October 13, 2014
A Better Environment for Different Learners
I have four children who all learn differently. But I have one with a learning difference.
October is Dyslexia Awareness Month. Dyslexia is not about intelligence or behavior, but about being less successful absorbing knowledge in a traditional way. It’s a learning difference. I’m the parent of a different learner.
All children need a close look, so we can tailor our parenting and teaching to their specific needs. Some kids not only need a close look, they need a second, third, fourth, and continuous look.
Dyslexic kids don’t carry a banner announcing they could be much more successful in an environment suited for their style. They keep their heads down and usually try to be invisible, or act up so no thinks they care. Because these kids are smart, they know they’re different, even when others around them (even adults) don’t.
Chances are the household is stressed. Concerned parents try to be patient, but often they don’t succeed, berating their child for not trying or being disorganized.
This happened in our house.

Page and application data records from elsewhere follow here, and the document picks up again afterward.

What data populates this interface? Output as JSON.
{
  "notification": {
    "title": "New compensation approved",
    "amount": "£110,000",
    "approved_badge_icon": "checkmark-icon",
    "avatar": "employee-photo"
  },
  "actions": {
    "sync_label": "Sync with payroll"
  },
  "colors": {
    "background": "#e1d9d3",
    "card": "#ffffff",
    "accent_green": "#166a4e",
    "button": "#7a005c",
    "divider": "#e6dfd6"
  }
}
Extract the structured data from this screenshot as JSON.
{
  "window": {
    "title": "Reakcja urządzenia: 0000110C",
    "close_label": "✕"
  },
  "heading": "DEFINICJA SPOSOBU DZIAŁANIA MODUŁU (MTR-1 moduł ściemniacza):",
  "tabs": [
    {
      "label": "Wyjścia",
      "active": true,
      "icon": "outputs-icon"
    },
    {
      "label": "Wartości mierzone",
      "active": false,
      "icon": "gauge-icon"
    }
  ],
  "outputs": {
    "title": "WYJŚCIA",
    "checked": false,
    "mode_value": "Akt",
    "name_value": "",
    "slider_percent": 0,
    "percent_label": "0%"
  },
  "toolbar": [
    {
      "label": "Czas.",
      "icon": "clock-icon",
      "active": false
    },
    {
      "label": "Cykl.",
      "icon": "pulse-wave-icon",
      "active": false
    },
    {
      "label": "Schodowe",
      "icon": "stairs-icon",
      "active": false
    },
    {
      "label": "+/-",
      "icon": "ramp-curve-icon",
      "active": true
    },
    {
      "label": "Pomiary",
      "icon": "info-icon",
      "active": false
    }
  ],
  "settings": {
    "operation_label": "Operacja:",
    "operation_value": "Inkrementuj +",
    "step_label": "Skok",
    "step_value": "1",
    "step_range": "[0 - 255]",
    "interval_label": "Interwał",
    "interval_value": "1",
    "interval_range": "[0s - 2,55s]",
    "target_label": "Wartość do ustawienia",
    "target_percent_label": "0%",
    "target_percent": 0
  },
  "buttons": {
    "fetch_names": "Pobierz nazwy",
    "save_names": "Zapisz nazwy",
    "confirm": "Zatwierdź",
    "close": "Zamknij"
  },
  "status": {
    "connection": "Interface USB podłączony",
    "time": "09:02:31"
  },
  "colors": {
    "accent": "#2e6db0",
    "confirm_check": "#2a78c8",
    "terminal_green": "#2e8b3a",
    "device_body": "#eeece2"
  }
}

I hijacked the nighttime routine, hovering over my son’s shoulder, stealing his confidence as I micromanaged his homework. I applied my approach to my other children and stayed home most nights feeling as if I couldn’t truest the routine to anyone else.
Thankfully, we found a school that understood my son’s learning difference. At first, he wasn’t sure about the program, but his transition in a year was amazing. The program took the heat of getting work done off the household and transferred it to the student, something we had been unable (or unwilling) to do. It taught academic and social strategies to be successful.

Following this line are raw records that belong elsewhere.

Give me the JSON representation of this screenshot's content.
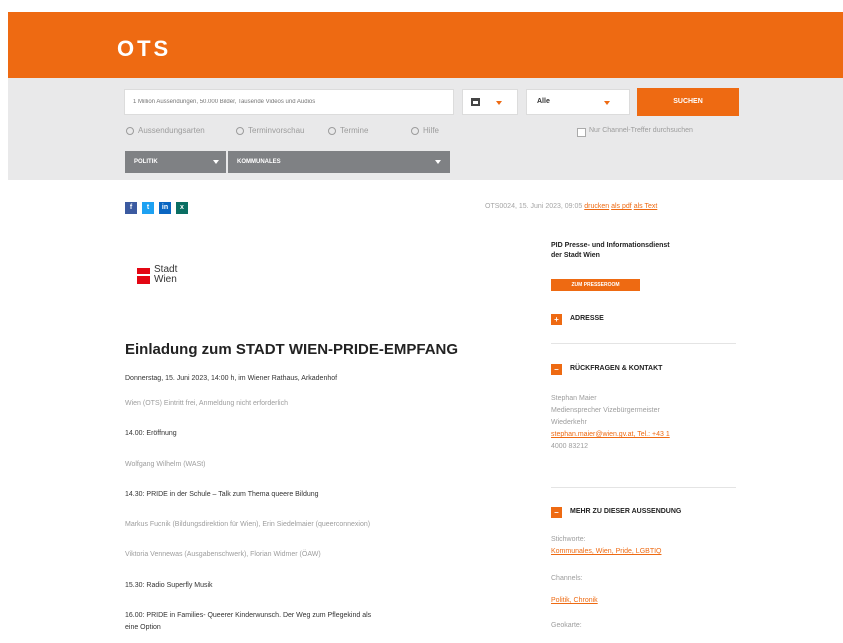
{
  "header": {
    "logo": "OTS"
  },
  "search": {
    "placeholder": "1 Million Aussendungen, 50.000 Bilder, Tausende Videos und Audios",
    "filter_value": "Alle",
    "button_label": "SUCHEN",
    "subnav": [
      "Aussendungsarten",
      "Terminvorschau",
      "Termine",
      "Hilfe"
    ],
    "checkbox_label": "Nur Channel-Treffer durchsuchen",
    "dropdowns": [
      "POLITIK",
      "KOMMUNALES"
    ]
  },
  "social": {
    "icons": [
      "facebook-icon",
      "twitter-icon",
      "linkedin-icon",
      "xing-icon"
    ]
  },
  "dateline": {
    "text": "OTS0024, 15. Juni 2023, 09:05",
    "links": [
      "drucken",
      "als pdf",
      "als Text"
    ]
  },
  "article": {
    "logo_lines": [
      "Stadt",
      "Wien"
    ],
    "headline": "Einladung zum STADT WIEN-PRIDE-EMPFANG",
    "paragraphs": [
      {
        "text": "Donnerstag, 15. Juni 2023, 14:00 h, im Wiener Rathaus, Arkadenhof",
        "style": "dark"
      },
      {
        "text": "Wien (OTS) Eintritt frei, Anmeldung nicht erforderlich",
        "style": "gray"
      },
      {
        "text": "14.00: Eröffnung",
        "style": "dark"
      },
      {
        "text": "Wolfgang Wilhelm (WASt)",
        "style": "gray"
      },
      {
        "text": "14.30: PRIDE in der Schule – Talk zum Thema queere Bildung",
        "style": "dark"
      },
      {
        "text": "Markus Fucnik (Bildungsdirektion für Wien), Erin Siedelmaier (queerconnexion)",
        "style": "gray"
      },
      {
        "text": "Viktoria Vennewas (Ausgabenschwerk), Florian Widmer (ÖAW)",
        "style": "gray"
      },
      {
        "text": "15.30: Radio Superfly Musik",
        "style": "dark"
      },
      {
        "text": "16.00: PRIDE in Families- Queerer Kinderwunsch. Der Weg zum Pflegekind als",
        "style": "dark"
      },
      {
        "text": "eine Option",
        "style": "dark"
      }
    ]
  },
  "sidebar": {
    "title_lines": [
      "PID Presse- und Informationsdienst",
      "der Stadt Wien"
    ],
    "newsroom_button": "ZUM PRESSEROOM",
    "sections": [
      {
        "label": "ADRESSE",
        "lines": []
      },
      {
        "label": "RÜCKFRAGEN & KONTAKT",
        "lines": [
          "Stephan Maier",
          "Mediensprecher Vizebürgermeister",
          "Wiederkehr",
          "stephan.maier@wien.gv.at, Tel.: +43 1",
          "4000 83212"
        ]
      },
      {
        "label": "MEHR ZU DIESER AUSSENDUNG",
        "lines": [
          "Stichworte:",
          "Kommunales, Wien, Pride, LGBTIQ",
          "Channels:",
          "Politik, Chronik",
          "Geokarte:"
        ]
      }
    ]
  },
  "colors": {
    "brand": "#ee6a12",
    "search_bg": "#e9e9ea",
    "filter_bg": "#7f8184"
  }
}
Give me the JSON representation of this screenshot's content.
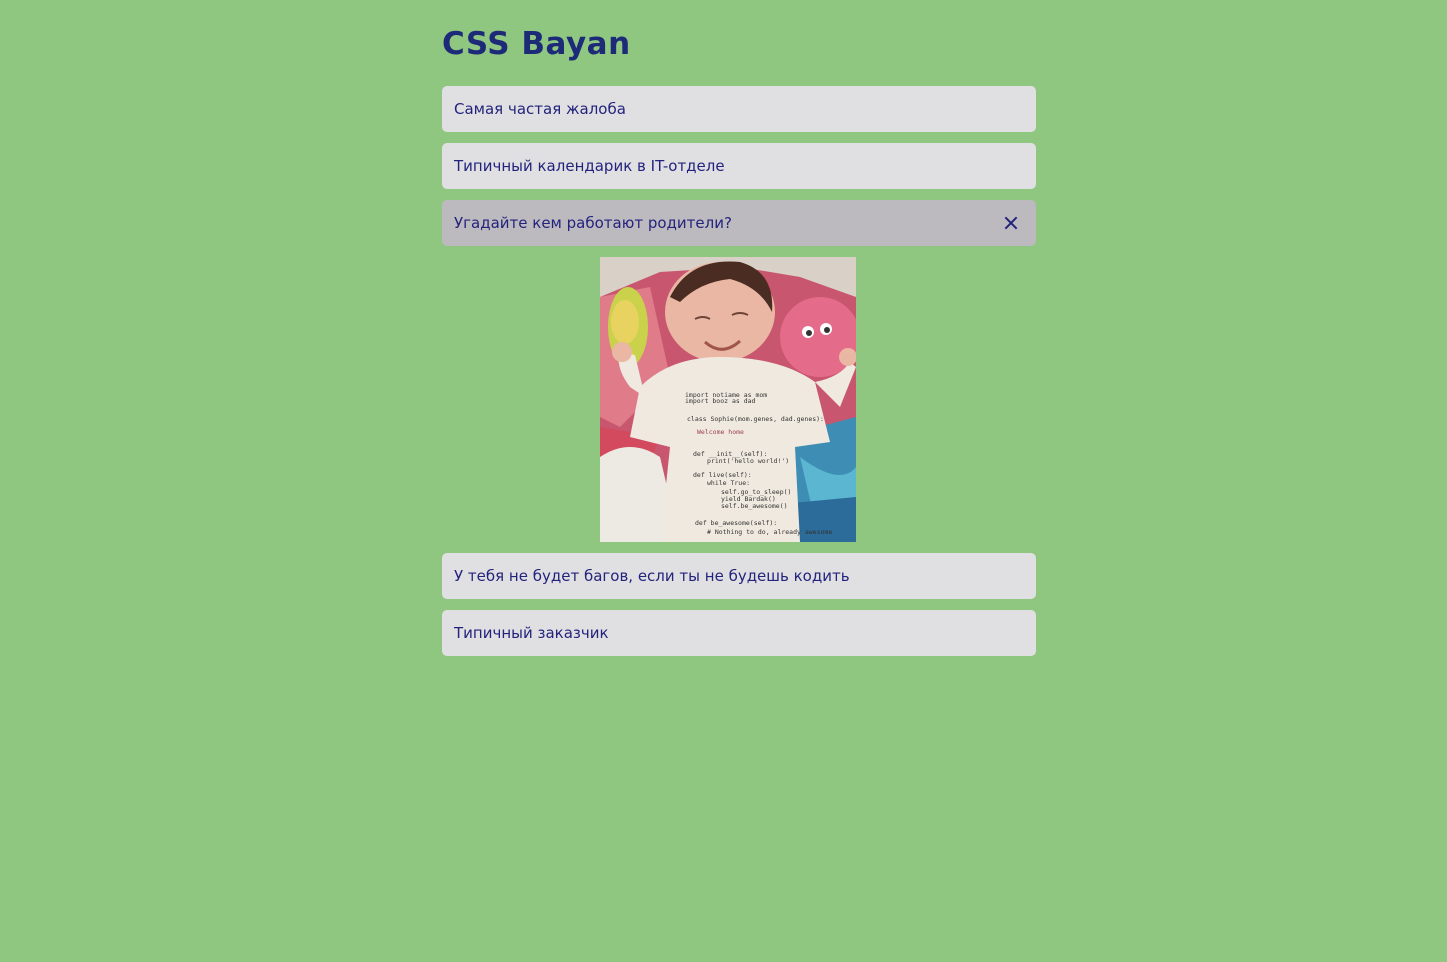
{
  "title": "CSS Bayan",
  "items": [
    {
      "label": "Самая частая жалоба",
      "open": false
    },
    {
      "label": "Типичный календарик в IT-отделе",
      "open": false
    },
    {
      "label": "Угадайте кем работают родители?",
      "open": true,
      "icon": "close-icon"
    },
    {
      "label": "У тебя не будет багов, если ты не будешь кодить",
      "open": false
    },
    {
      "label": "Типичный заказчик",
      "open": false
    }
  ],
  "photo": {
    "shirt_lines": [
      "import notiame as mom",
      "import booz as dad",
      "class Sophie(mom.genes, dad.genes):",
      "Welcome home",
      "def __init__(self):",
      "print('hello world!')",
      "def live(self):",
      "while True:",
      "self.go_to_sleep()",
      "yield Bardak()",
      "self.be_awesome()",
      "def be_awesome(self):",
      "# Nothing to do, already awesome"
    ]
  },
  "colors": {
    "background": "#8fc680",
    "item_bg": "#e0e0e2",
    "item_open_bg": "#bcbabe",
    "text": "#23237d"
  }
}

To be honest, all students would benefit from the integrative learning and the push for creativity, as well as test-taking strategies. Programs should provide a learning environment for youngsters who faltered in typical, mainstream settings and need an alternative approach.
Diagnostic profiles include dyslexia, giftedness, gifted-dyslexic, and Attention Deficit Hyperactivity Disorder (ADHD). Individual learning characteristics are taken into consideration as student profiles based on comprehensive testing are developed for each child and form the basis of class placement and curricular decisions.

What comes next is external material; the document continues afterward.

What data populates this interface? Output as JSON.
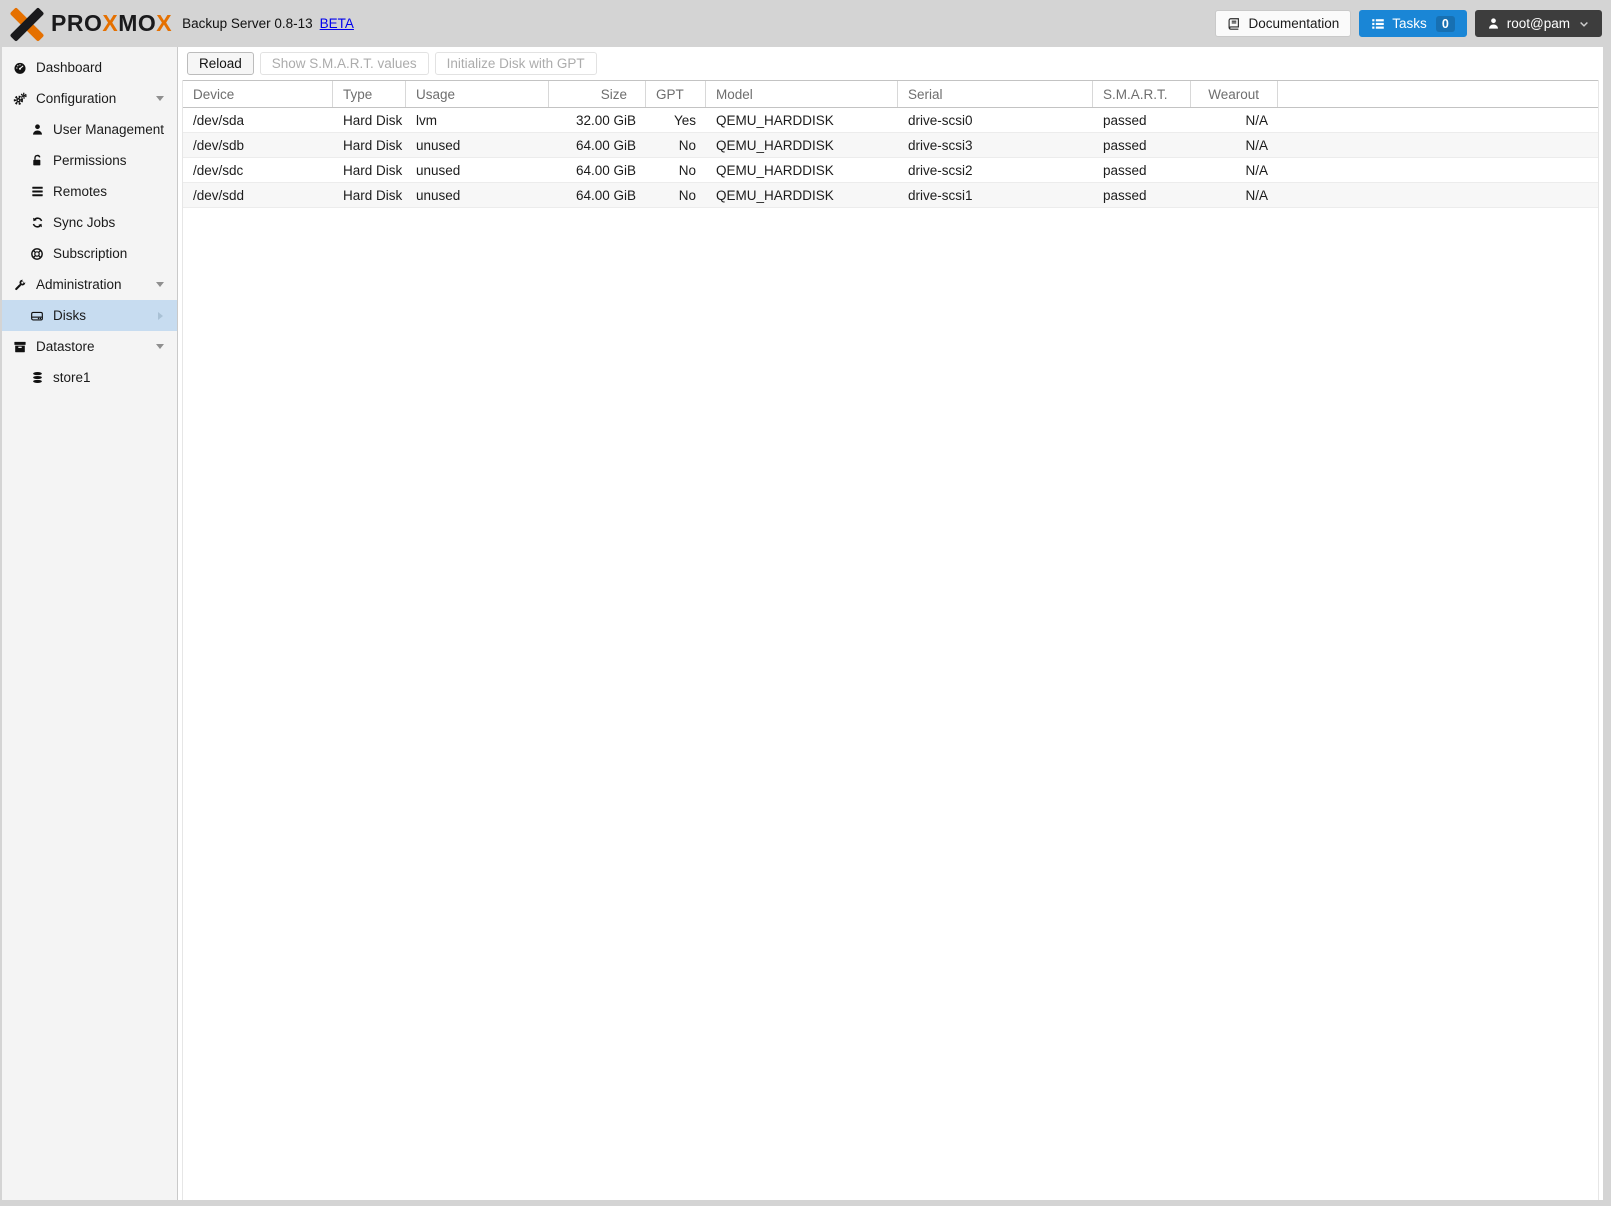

Students are supported in classrooms with a highly structured, small-group format offering an average student-to-teacher ratio of 8-to-1 in the lower school program and 6-to-1 in the high school. Students who require academic remediation receive structured multi-sensory instruction, while those needing acceleration advance through strategies such as curriculum compacting.
Students are also taught to understand their strengths and their weaknesses. Many leave the program with greater self-awareness and become powerful advocates for themselves, learning to ask for what they need in order to succeed.
Most important, successful programs for dyslexic children don’t attempt to “fix” children, because they are not broken. My hope is that more people will understand that a learning difference is just that, a different learning style. Every child deserves to be understood and to be taught the skills they need in order to succeed in life. Every child should have access to the right school to meet his or her needs.
We’re lucky to have found a school that understands my son and has allowed him to thrive. I have my smart, funny, happy son who plays basketball, tennis, and does mixed martial arts, to prove it.